Although I'm constantly beating the drum to get more donors to help out the conservative new media, our #1 financial priority as a party should be minority outreach. We need our own National Council of La Raza and our own MEChA. We need more Hispanic blogs, more Hispanic talk radio and Hispanic conservatives who can take our message to places where it isn't getting a fair hearing today. We need Hispanic conservatives calling out the Democrats for their disgusting, patronizing and racist comments about Hispanics and we need to have their voices amplified by the big websites and talk radio hosts out there.
Now, will this take money, time and effort? Yes. Will everybody like this kind of change? No. Will it fix everything in one or two election cycles? No. But, is this exactly the kind of hard work we need to start doing year in and year out to level the playing field with Hispanic Americans? Yes, it is. The more time we spend focusing on a gimmicky, sure-to-fail Hail Mary like amnesty, the less time we'll spend making the changes that can bring Hispanic Americans home to where they belong, in the conservative movement.
5) Why does anyone think amnesty would allow the GOP to capture the current Hispanic vote?

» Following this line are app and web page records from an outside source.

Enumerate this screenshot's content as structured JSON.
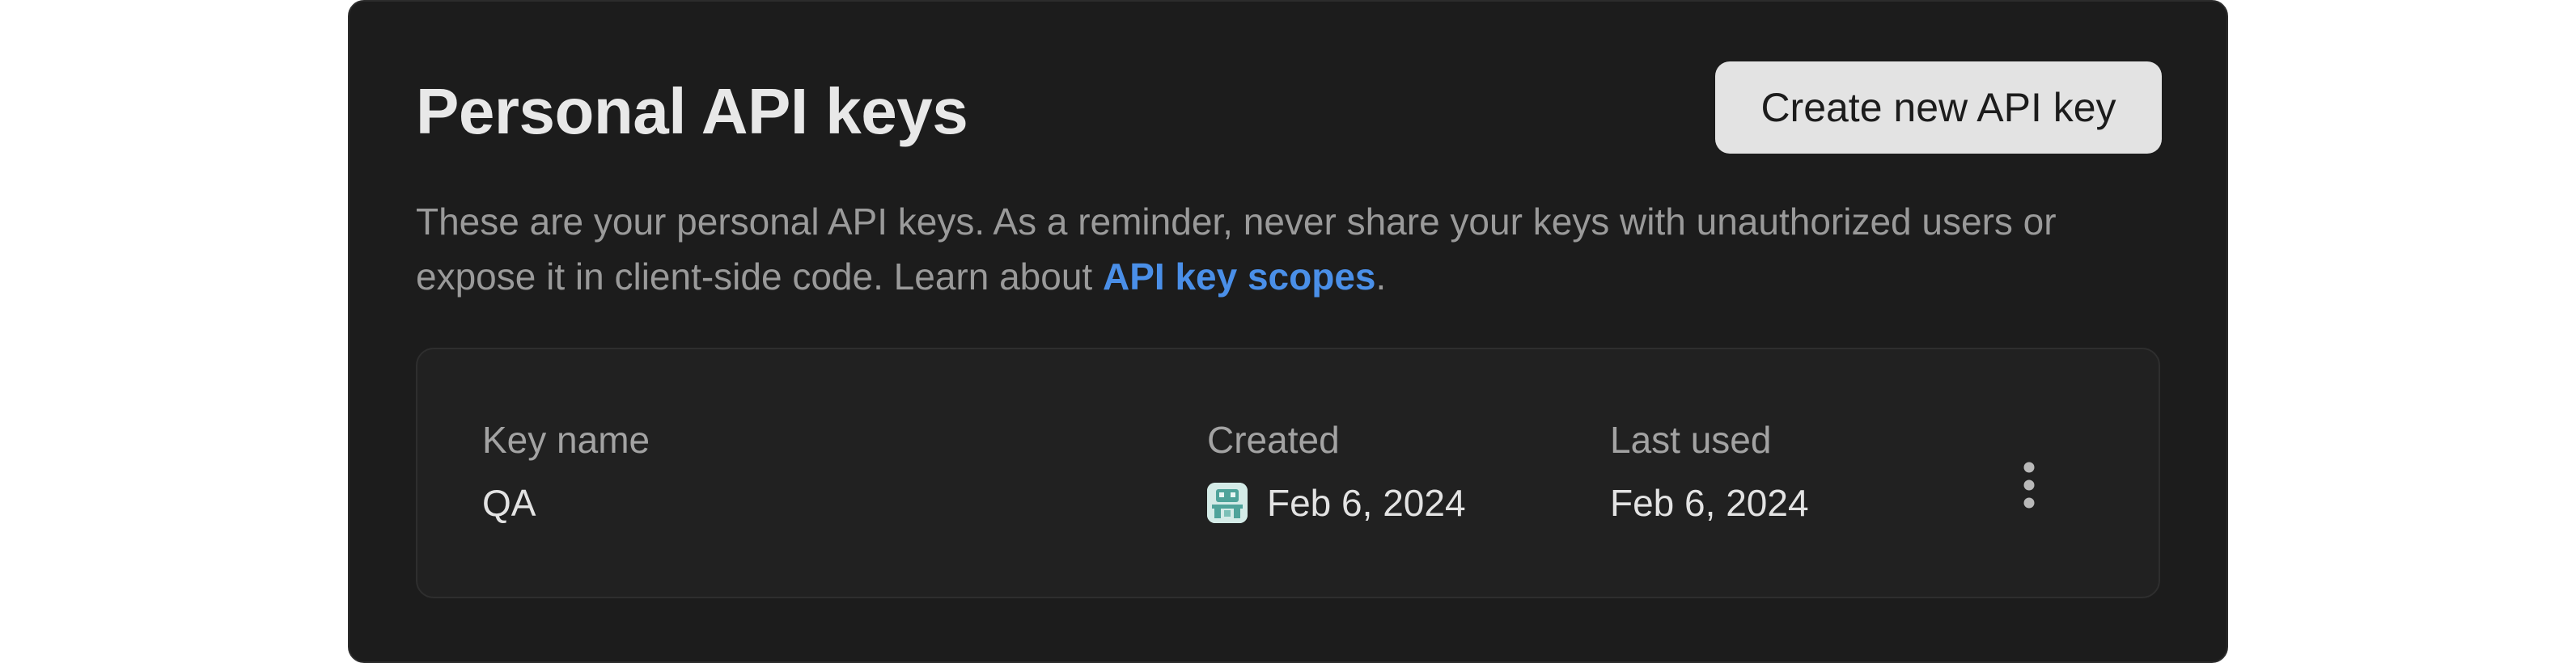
{
  "header": {
    "title": "Personal API keys",
    "create_button_label": "Create new API key"
  },
  "description": {
    "text_before_link": "These are your personal API keys. As a reminder, never share your keys with unauthorized users or expose it in client-side code. Learn about ",
    "link_label": "API key scopes",
    "text_after_link": "."
  },
  "table": {
    "columns": {
      "key_name": "Key name",
      "created": "Created",
      "last_used": "Last used"
    },
    "rows": [
      {
        "key_name": "QA",
        "created": "Feb 6, 2024",
        "last_used": "Feb 6, 2024",
        "creator_avatar_icon": "user-avatar-icon",
        "actions_icon": "more-vertical-icon"
      }
    ]
  },
  "colors": {
    "panel_background": "#1c1c1c",
    "link": "#4a8fe8",
    "button_background": "#e3e3e3"
  }
}
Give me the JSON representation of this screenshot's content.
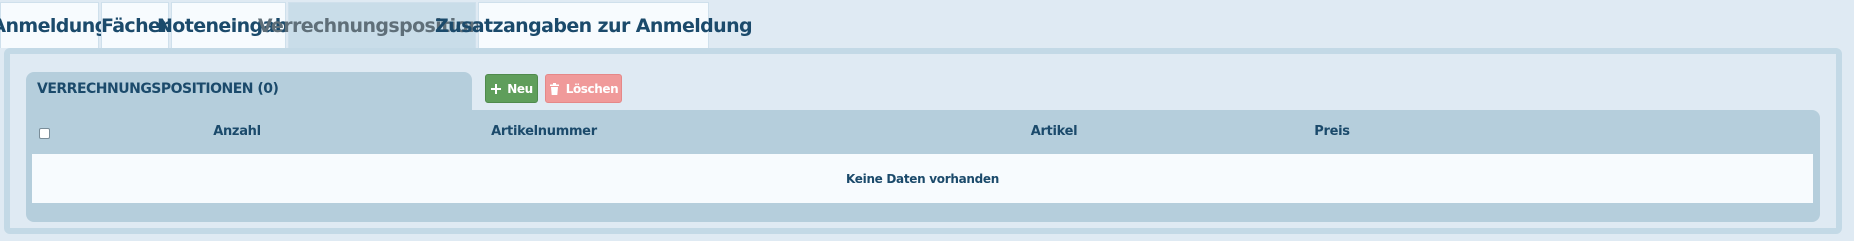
{
  "tabs": [
    {
      "label": "Anmeldung",
      "active": false
    },
    {
      "label": "Fächer",
      "active": false
    },
    {
      "label": "Noteneingabe",
      "active": false
    },
    {
      "label": "Verrechnungspositionen",
      "active": true
    },
    {
      "label": "Zusatzangaben zur Anmeldung",
      "active": false
    }
  ],
  "panel": {
    "title": "VERRECHNUNGSPOSITIONEN (0)",
    "buttons": {
      "new_label": "Neu",
      "new_icon": "plus-icon",
      "delete_label": "Löschen",
      "delete_icon": "trash-icon"
    },
    "table": {
      "columns": [
        "Anzahl",
        "Artikelnummer",
        "Artikel",
        "Preis"
      ],
      "empty_text": "Keine Daten vorhanden",
      "select_all_checked": false
    }
  },
  "colors": {
    "background": "#dfeaf3",
    "frame_border": "#c3d9e6",
    "panel": "#b5cedc",
    "text_primary": "#1b4a6b",
    "button_new": "#5f9e5b",
    "button_delete": "#f09a9a",
    "active_tab": "#c9dde9"
  }
}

There is absolutely no reason whatsoever to assume that the GOP would be able to capture the Hispanic vote if we pass an amnesty. None. Zero. Zilch. If that's all it takes, well, keep in mind that Reagan signed on to a "one time" comprehensive illegal immigration plan while he was in office. So, if it's all about amnesty, why aren't Hispanics already voting Republican? By that same logic, why aren't all black Americans voting for the Republican Party today since, percentage wise, more Republicans voted for the 1964 Civil Rights Act than Democrats?
Here's a hint: The Democrats are beating us with Hispanics by around 70/30, blacks 90/10, Jews 70/30, Muslims 80/20 and Asians 75/25. They're not doing that by signing on to major legislation; they're doing it with identity politics. Incidentally, nothing would change if we signed on to an amnesty because Republicans will never be able to hand out more free goodies than the Democrats. If we offer a legal status short of citizenship, the Democrats will offer citizenship and say we hate Hispanics because we won't do it. If we offer citizenship in 10 years, they'll offer it in five and say we're dragging our feet because we hate Hispanics. If we offered amnesty for every illegal tomorrow, Democrats would ask for a new amnesty every year for anyone who sneaks across the border and they'd say that we hate Hispanics if we disagree. Then, over the long haul, the percentages for Hispanic voters wouldn't change much at all because as we've seen, the tactics the Democrats are using have been proven to work again and again. The Democrats understand that, so why don't we get it? If you're actually naive enough to believe that amnesty will bring Hispanics over to the GOP, then ask yourself a simple question: Do you really think the Democrats would strongly support a policy that’s going to cost them millions of votes?
Healthcare Solutions Begin with Innovators in Tennessee, Not Bureaucrats in Washington, DC | Congressman Marsha Blackburn